Saudi Arabia’s influence has expanded to the West as well, specifically in Europe where the Saudi presence has grown a lot in the past years. In 2015,Sigmar Gabriel,Vice-Chancellor of Germany, accused Saudi Arabia of supporting intolerance and extremism, saying: "Wahhabi mosques are financed all over the world by Saudi Arabia. InGermany, many dangerous Islamists come from these communities." The allegations against Saudi Arabia have been around for some time, but it is rare for a Western politician to speak out against it, as the Gulf State remains a key western ally. This case is not only in Germany, but all over Europe. Germany, UK, France, Belgium are few examples of what takes place to the Saudi funded Mosques that promote Wahhabism with the purpose of radicalizing Moderate Muslims across Europe, preventing them from integrating and by encouraging them to join ISIS in Syria and Iraq to fight against who they consider infidels. This explains the reason why many European Muslims have rejected democracy and secularism and in large numbers have been recruited, and it is estimated that more than 4000 European Muslims have been recruited by ISIS.

Bosnia and Kosovo are two of the biggest Islamist exporters in the Balkans who are joining ISIS and al-Nusra Front (al-Qaeda’s affiliate in Syria). In the case of Bosnia, when the war broke out in the early 1990’s an Islamist movement was Saudi-sponsored with foreign mujahedeen fighters who were mobilized to fight along the Muslim Bosnians against both the Serbs and Croats. Some of these foreign fighters received citizenship and stayed in Bosnia after the war which created a root of Islamists in the country.
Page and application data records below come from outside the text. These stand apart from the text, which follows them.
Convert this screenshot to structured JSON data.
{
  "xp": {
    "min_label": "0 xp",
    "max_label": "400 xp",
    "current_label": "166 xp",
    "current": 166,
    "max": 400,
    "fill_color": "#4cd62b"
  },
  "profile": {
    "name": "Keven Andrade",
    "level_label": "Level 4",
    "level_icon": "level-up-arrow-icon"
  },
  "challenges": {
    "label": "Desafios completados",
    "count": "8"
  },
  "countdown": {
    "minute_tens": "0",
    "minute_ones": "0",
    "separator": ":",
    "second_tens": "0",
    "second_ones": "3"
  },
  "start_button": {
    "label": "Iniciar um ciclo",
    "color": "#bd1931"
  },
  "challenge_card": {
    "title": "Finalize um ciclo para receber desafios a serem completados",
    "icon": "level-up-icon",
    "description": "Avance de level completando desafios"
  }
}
This new Islamist movement that was created in Bosnia during the war, grew very fast after the war, the reason for this is poverty and unemployment which made Islamism an attractive escape from disparity for young Bosnians living in extreme poverty.  At least 200 Bosnian men are believed to have fought with Islamist groups in Syria and Iraq. Bosnia’s State Investigation and Protection Agency puts that number at 280 and reports about 120 of those are still fighting with ISIS or al-Nusra Front. The U.S. State Department, in its recently released2015 reporton terrorism, refers the large number of Bosnians traveling to Syria and Iraq to join terrorist groups.

Kosovo’s story of extremist Islamic infiltration is similar to Bosnia’s. During the 1998 – 1999 Kosovo war, foreign mujahedeen fighters took part in the war alongside the Albanian Kosovar Muslims against the Serbs, although in lesser numbers than in Bosnia. As the conflict came to an end, a handful of Saudi -faith based funds were circulating in Kosovo. The money was used for providing humanitarian aid: hospitals, schools, orphanages but also to build Wahhabi mosques. Saudi Joint Relief Committee for Kosovo and Chechnya (SJRC) whose activities have been linked to al-Qaeda, “reportedly built ninety-eight primary and secondary schools in rural Kosovo in the first few years after the war.” The Kosovo government believes at least 300 Kosovars have fought with Islamist groups in Syria and Iraq. As Bosnia and Kosovo attempt to work through a bloody recent history, the introduction of extremist Islam (especially Saudi-backed), institutional weakness, and economic distress, ISIS and other militant groups have established recruiting efforts within both countries.

The fight against Islamic terrorism can only be successful if the West decides to stop pandering on Saudi Arabia. The most fundamental way to make the message clear to Saudi Arabia would be for the west to stop depending on Saudi Arabia for oil and to threaten to stop buying oil from them. It is not enough to only use military force against ISIS, Al-Qaida and the Taliban’s, but to fight this extremism from its roots and its roots start from the Saudi support of it. Saudi Arabia works against the best interests of Europe, the west in general and the Muslim world. Muslim communities worldwide certainly need to eradicate fanatical Wahhabism from their midst, but this will be difficult, if not impossible, to accomplish if the West continues its support of Saudi Arabia.